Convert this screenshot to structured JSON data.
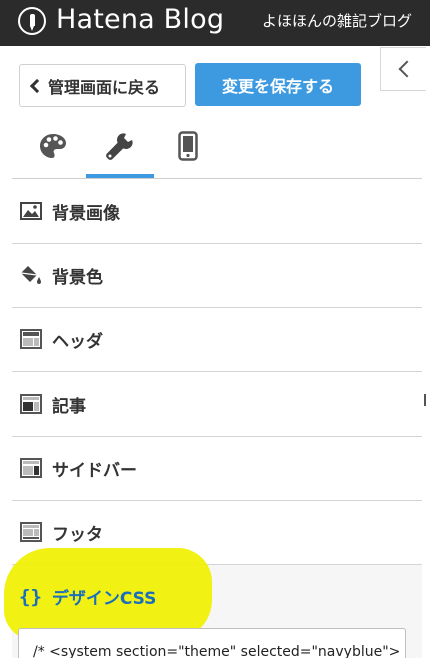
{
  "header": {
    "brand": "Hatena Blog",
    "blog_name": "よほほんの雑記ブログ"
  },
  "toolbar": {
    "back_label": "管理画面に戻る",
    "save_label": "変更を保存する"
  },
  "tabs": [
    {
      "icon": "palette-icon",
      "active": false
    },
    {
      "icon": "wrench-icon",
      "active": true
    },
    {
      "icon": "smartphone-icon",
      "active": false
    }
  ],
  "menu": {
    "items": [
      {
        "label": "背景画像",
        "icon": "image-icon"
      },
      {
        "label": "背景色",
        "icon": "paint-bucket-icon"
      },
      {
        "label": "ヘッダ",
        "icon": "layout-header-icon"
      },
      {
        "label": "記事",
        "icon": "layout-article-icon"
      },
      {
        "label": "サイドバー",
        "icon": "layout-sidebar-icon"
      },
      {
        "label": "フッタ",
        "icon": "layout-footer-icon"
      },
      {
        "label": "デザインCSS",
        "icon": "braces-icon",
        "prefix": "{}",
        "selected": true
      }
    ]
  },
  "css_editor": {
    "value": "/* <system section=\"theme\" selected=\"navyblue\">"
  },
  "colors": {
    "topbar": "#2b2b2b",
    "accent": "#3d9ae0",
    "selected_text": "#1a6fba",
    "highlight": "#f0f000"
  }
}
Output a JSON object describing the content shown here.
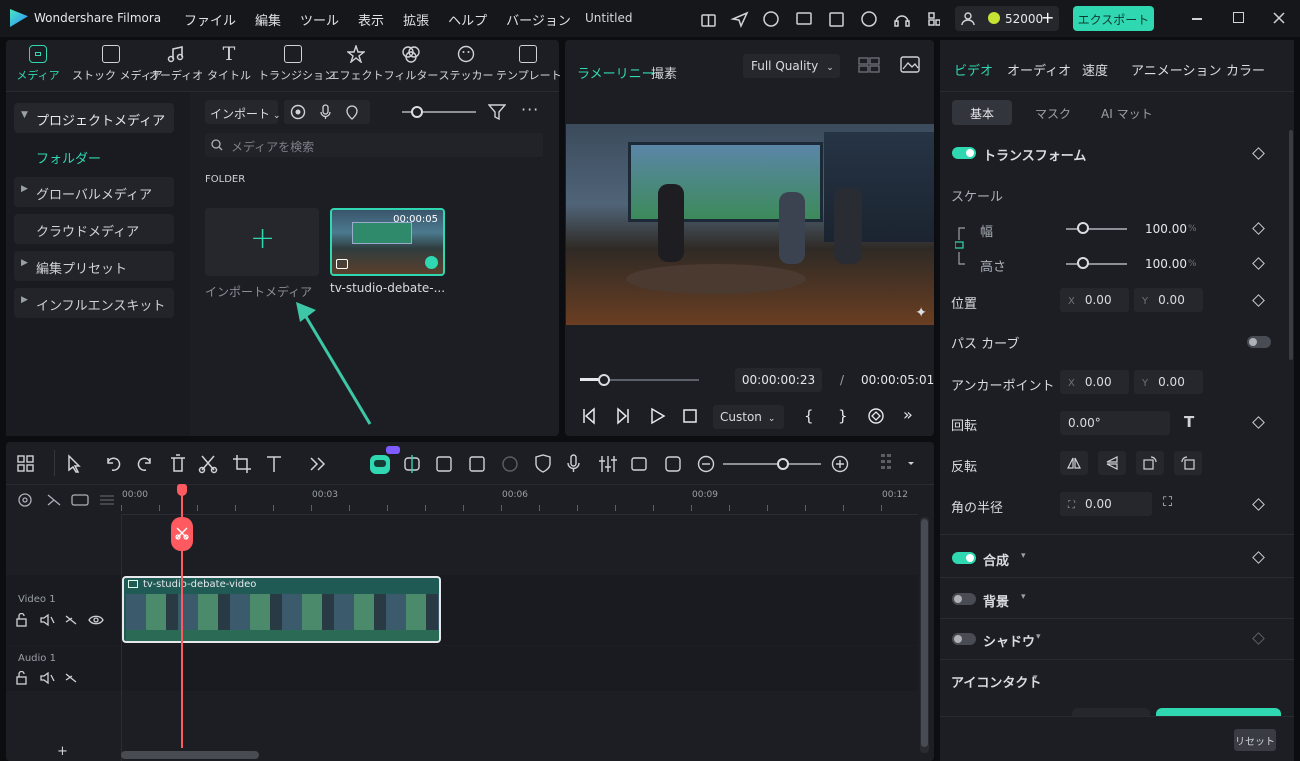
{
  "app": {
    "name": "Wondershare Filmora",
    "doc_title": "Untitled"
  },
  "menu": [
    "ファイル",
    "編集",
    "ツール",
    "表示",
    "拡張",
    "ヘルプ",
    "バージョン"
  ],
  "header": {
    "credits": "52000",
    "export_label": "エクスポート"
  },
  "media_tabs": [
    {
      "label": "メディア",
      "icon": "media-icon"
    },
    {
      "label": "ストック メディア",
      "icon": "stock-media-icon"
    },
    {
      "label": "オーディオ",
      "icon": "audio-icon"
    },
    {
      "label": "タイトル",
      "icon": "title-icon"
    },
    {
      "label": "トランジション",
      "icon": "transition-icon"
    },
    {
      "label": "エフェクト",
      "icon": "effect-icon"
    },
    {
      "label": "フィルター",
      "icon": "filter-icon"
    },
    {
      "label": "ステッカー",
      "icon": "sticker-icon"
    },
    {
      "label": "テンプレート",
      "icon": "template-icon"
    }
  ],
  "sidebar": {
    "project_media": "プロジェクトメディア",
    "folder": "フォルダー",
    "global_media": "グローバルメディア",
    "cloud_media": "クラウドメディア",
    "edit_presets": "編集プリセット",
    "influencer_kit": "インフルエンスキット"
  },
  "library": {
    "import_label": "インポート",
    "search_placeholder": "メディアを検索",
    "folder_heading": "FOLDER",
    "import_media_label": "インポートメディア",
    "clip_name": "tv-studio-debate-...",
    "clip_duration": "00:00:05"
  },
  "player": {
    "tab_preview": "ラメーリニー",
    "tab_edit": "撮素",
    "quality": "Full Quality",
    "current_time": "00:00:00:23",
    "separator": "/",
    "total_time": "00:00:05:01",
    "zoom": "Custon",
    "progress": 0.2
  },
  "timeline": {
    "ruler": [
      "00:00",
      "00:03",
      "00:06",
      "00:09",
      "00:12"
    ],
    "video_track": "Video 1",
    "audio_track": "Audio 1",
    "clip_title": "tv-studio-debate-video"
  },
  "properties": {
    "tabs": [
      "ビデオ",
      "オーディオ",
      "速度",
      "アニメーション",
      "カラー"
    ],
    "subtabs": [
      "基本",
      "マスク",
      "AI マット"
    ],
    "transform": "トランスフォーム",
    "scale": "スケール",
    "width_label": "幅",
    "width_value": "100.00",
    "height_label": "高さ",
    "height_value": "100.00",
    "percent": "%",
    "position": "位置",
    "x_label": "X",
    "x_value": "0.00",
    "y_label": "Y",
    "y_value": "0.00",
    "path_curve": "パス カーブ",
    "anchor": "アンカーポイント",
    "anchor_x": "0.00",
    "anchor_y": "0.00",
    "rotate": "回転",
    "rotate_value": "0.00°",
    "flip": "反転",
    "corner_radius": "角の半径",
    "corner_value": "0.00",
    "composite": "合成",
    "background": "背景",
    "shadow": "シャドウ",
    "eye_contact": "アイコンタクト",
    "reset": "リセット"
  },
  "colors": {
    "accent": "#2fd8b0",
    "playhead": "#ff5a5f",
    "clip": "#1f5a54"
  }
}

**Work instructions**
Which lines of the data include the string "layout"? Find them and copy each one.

**Response for this exercise**
        "icon": "layout-header-icon"
        "icon": "layout-article-icon"
        "icon": "layout-sidebar-icon"
        "icon": "layout-footer-icon"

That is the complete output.